* **Try it**: When a line below contains the string "content", show that line.

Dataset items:
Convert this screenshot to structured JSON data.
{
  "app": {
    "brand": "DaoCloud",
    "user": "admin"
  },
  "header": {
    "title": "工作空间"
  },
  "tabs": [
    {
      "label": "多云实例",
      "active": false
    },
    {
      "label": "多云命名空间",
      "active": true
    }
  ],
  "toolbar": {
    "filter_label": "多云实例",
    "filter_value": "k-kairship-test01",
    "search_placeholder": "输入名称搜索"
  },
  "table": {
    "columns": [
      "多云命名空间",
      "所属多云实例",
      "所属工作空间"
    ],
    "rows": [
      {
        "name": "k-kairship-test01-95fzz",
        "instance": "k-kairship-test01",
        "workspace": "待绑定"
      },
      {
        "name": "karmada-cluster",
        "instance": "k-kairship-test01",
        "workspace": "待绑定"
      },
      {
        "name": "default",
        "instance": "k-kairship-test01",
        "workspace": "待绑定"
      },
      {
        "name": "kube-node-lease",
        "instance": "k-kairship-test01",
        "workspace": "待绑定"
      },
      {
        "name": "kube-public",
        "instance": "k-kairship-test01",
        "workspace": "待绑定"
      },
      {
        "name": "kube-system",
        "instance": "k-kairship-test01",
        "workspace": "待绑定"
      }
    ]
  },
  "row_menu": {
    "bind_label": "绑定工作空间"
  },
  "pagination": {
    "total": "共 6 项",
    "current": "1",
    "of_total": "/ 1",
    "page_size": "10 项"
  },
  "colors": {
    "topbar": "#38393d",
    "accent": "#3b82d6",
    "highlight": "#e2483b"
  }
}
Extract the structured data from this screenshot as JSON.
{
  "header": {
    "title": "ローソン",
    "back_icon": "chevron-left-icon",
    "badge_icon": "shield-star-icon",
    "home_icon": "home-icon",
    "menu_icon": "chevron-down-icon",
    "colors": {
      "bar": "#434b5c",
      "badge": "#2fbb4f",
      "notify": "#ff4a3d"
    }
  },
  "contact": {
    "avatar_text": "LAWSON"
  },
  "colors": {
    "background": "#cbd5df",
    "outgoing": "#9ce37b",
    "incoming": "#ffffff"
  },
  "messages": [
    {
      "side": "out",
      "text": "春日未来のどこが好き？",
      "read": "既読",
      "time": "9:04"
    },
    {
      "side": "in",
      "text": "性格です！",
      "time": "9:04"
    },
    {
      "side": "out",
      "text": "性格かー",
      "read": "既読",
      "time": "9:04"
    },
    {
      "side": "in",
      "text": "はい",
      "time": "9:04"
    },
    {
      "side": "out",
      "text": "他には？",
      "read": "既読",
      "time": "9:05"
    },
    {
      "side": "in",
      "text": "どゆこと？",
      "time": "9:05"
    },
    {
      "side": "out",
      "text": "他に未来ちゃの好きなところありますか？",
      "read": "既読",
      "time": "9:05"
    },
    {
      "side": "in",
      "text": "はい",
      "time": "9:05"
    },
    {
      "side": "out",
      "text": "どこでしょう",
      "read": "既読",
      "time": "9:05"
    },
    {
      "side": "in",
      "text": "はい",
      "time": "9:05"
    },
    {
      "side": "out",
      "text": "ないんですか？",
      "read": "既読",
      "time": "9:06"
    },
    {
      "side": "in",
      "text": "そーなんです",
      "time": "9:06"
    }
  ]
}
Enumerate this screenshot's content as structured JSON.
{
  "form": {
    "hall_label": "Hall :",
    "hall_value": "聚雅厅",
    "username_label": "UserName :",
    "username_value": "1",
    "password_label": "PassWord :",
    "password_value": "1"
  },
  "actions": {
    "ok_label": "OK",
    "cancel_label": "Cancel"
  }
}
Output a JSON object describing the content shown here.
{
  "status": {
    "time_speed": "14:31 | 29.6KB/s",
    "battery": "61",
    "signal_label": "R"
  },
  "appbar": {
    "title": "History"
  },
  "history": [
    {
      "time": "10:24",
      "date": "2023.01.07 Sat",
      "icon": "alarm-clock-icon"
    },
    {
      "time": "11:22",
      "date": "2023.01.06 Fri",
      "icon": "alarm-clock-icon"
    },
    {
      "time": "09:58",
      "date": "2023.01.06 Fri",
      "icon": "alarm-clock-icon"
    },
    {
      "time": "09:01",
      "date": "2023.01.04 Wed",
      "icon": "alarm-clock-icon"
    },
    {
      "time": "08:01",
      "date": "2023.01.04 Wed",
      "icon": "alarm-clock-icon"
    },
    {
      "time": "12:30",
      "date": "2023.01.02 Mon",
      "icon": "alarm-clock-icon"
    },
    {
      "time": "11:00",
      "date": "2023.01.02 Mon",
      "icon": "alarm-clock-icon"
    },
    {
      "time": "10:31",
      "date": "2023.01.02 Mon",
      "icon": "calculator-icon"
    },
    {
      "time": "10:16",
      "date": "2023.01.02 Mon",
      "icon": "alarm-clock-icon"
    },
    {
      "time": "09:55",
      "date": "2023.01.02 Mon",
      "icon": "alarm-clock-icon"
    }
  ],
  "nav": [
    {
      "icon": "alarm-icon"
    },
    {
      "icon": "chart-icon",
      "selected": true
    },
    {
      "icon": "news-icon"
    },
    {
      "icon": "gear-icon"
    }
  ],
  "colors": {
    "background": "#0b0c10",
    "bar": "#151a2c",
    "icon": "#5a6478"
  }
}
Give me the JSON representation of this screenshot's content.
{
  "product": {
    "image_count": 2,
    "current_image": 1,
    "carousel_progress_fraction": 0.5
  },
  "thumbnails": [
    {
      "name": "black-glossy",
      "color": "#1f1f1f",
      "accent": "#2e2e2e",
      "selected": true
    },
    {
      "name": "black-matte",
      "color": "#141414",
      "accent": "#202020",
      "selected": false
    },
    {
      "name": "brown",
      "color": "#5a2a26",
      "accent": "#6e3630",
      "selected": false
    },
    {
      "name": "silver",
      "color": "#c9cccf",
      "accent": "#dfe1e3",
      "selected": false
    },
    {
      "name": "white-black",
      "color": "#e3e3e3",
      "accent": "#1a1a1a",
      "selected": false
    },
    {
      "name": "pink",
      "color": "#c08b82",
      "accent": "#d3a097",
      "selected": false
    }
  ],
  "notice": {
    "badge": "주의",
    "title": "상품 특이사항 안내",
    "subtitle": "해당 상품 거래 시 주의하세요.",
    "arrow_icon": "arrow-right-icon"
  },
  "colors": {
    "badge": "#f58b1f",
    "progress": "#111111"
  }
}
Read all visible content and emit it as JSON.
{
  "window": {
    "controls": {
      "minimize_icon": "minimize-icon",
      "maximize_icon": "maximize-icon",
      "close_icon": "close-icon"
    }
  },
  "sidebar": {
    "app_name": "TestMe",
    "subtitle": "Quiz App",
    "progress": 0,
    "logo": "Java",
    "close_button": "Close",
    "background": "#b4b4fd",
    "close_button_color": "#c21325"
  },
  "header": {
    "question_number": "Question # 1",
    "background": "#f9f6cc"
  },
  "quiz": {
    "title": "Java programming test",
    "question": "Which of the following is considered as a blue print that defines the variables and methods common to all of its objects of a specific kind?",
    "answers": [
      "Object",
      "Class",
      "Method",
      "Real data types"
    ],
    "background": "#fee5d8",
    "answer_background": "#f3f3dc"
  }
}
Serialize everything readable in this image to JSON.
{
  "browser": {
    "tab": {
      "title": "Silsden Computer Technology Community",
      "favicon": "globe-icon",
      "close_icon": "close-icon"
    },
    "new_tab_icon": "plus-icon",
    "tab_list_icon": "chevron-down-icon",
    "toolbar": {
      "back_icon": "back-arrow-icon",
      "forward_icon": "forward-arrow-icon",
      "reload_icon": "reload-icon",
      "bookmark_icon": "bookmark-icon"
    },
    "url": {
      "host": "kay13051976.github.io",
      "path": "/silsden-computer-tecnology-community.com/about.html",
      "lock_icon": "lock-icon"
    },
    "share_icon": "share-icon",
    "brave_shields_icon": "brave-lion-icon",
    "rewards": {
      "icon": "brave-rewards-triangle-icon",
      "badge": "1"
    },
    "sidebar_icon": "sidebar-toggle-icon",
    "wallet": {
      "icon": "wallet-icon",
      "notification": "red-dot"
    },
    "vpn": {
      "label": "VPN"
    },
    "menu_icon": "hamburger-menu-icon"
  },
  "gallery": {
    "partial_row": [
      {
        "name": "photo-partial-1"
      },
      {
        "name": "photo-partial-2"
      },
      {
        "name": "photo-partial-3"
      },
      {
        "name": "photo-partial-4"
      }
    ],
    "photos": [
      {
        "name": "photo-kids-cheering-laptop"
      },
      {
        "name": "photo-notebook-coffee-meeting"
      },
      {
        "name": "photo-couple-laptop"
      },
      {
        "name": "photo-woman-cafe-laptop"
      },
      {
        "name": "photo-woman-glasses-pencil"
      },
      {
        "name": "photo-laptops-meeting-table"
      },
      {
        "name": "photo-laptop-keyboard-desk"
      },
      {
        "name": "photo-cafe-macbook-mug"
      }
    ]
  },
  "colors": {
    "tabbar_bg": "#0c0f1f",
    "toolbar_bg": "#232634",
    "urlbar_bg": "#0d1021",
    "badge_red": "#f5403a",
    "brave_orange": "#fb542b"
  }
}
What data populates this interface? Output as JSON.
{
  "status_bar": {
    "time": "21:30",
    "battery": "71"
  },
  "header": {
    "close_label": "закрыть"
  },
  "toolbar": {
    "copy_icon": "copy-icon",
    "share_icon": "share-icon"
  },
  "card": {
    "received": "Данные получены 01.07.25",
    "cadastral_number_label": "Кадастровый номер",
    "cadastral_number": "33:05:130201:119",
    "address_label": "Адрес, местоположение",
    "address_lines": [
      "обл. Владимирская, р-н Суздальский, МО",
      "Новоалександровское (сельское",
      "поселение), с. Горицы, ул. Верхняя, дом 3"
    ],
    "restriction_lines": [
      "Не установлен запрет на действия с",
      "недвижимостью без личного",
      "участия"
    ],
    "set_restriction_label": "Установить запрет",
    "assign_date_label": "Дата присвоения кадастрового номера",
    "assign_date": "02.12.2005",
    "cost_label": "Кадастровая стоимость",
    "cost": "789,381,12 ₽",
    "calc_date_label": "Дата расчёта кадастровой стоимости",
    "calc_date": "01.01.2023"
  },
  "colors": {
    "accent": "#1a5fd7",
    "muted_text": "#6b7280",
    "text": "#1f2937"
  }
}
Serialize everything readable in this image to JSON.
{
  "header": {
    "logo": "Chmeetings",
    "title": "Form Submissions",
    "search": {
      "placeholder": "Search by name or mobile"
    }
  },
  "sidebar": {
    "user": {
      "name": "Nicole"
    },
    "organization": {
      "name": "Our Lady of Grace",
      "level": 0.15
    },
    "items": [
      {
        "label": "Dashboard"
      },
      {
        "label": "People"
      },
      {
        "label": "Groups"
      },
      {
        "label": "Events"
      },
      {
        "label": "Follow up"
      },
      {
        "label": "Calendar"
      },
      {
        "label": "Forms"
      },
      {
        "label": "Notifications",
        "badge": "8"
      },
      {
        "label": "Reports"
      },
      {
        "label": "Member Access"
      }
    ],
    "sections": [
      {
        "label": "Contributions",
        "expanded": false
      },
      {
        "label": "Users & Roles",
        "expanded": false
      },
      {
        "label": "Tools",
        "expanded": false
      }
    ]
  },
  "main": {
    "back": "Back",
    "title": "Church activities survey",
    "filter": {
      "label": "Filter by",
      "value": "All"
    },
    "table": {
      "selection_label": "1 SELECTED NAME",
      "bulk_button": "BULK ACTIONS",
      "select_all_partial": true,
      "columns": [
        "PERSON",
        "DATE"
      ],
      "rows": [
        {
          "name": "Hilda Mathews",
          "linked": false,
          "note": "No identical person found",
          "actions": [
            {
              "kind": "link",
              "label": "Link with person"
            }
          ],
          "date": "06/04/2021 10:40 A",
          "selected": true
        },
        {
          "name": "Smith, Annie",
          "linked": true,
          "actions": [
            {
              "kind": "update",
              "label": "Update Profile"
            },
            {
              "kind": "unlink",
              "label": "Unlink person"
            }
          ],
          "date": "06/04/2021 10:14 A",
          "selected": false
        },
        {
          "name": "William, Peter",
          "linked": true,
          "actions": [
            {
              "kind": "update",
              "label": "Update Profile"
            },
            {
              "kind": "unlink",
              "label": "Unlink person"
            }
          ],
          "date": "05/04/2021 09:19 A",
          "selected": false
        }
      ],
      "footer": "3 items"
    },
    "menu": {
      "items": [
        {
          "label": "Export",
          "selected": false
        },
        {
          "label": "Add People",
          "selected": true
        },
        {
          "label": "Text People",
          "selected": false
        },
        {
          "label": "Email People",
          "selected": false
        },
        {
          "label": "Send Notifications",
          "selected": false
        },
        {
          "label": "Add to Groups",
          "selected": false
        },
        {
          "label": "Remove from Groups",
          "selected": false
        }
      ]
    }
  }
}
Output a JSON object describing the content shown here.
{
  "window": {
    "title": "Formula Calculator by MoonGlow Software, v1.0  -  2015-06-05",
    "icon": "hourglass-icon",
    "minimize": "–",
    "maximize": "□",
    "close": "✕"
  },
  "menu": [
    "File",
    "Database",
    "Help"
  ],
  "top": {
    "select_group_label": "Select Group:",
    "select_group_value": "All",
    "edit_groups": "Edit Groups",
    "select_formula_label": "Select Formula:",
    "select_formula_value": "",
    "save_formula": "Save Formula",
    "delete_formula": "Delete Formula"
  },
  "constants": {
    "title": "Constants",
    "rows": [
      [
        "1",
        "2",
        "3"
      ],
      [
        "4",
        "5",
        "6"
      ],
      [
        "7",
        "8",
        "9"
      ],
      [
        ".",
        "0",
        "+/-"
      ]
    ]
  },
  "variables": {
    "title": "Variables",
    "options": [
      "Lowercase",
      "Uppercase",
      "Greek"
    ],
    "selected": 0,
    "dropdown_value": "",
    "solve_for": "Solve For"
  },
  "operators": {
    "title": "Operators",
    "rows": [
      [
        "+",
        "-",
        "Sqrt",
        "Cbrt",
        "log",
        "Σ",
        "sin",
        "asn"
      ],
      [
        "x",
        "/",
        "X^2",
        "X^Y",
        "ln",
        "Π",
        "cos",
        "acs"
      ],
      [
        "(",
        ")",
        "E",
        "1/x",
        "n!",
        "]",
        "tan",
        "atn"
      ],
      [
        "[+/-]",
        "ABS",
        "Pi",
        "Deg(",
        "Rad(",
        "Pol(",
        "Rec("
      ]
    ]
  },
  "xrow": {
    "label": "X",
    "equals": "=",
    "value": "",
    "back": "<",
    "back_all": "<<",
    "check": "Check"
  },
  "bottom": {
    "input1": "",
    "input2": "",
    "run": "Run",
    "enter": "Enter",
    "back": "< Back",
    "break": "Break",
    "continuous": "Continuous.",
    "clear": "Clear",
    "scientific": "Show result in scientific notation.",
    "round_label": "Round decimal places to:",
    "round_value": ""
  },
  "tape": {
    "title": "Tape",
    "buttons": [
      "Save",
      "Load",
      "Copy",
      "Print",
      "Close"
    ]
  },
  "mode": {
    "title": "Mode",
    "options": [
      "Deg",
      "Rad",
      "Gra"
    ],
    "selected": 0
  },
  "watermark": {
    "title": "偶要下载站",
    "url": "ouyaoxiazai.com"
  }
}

* **Solution to this problem**:
Enumerate this screenshot's content as structured JSON.
Output a JSON object describing the content shown here.
Give me the JSON representation of this screenshot's content.
Read all visible content and emit it as JSON.
Output a JSON object describing the content shown here.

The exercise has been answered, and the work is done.